--- Requirement ---
Print every entry again, precisely as written.

------ Supplied data ------

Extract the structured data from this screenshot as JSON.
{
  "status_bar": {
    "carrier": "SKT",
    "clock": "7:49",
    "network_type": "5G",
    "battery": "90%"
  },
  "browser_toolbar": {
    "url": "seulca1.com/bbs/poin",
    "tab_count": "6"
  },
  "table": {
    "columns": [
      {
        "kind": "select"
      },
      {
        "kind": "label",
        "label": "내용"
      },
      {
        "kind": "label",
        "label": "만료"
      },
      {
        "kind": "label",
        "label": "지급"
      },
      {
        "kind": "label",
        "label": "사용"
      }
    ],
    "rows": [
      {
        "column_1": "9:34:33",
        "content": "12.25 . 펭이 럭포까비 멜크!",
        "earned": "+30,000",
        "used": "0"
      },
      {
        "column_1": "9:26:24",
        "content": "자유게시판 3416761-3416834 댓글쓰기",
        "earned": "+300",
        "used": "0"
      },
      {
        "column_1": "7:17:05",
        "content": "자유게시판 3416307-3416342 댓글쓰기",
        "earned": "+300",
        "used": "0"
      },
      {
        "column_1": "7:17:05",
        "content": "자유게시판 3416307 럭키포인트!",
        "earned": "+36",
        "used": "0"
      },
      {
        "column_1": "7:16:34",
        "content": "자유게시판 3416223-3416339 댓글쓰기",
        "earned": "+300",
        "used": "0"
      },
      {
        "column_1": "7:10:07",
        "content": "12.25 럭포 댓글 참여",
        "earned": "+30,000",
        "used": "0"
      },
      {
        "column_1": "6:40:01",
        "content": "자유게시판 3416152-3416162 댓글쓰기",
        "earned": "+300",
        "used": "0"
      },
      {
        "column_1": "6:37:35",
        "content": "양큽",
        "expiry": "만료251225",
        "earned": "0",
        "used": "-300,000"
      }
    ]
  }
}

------

--- Solution for this exercise ---
Extract the structured data from this screenshot as JSON.
{
  "status_bar": {
    "carrier": "SKT",
    "clock": "7:49",
    "network_type": "5G",
    "battery": "90%"
  },
  "browser_toolbar": {
    "url": "seulca1.com/bbs/poin",
    "tab_count": "6"
  },
  "table": {
    "columns": [
      {
        "kind": "select"
      },
      {
        "kind": "label",
        "label": "내용"
      },
      {
        "kind": "label",
        "label": "만료"
      },
      {
        "kind": "label",
        "label": "지급"
      },
      {
        "kind": "label",
        "label": "사용"
      }
    ],
    "rows": [
      {
        "column_1": "9:34:33",
        "content": "12.25 . 펭이 럭포까비 멜크!",
        "earned": "+30,000",
        "used": "0"
      },
      {
        "column_1": "9:26:24",
        "content": "자유게시판 3416761-3416834 댓글쓰기",
        "earned": "+300",
        "used": "0"
      },
      {
        "column_1": "7:17:05",
        "content": "자유게시판 3416307-3416342 댓글쓰기",
        "earned": "+300",
        "used": "0"
      },
      {
        "column_1": "7:17:05",
        "content": "자유게시판 3416307 럭키포인트!",
        "earned": "+36",
        "used": "0"
      },
      {
        "column_1": "7:16:34",
        "content": "자유게시판 3416223-3416339 댓글쓰기",
        "earned": "+300",
        "used": "0"
      },
      {
        "column_1": "7:10:07",
        "content": "12.25 럭포 댓글 참여",
        "earned": "+30,000",
        "used": "0"
      },
      {
        "column_1": "6:40:01",
        "content": "자유게시판 3416152-3416162 댓글쓰기",
        "earned": "+300",
        "used": "0"
      },
      {
        "column_1": "6:37:35",
        "content": "양큽",
        "expiry": "만료251225",
        "earned": "0",
        "used": "-300,000"
      }
    ]
  }
}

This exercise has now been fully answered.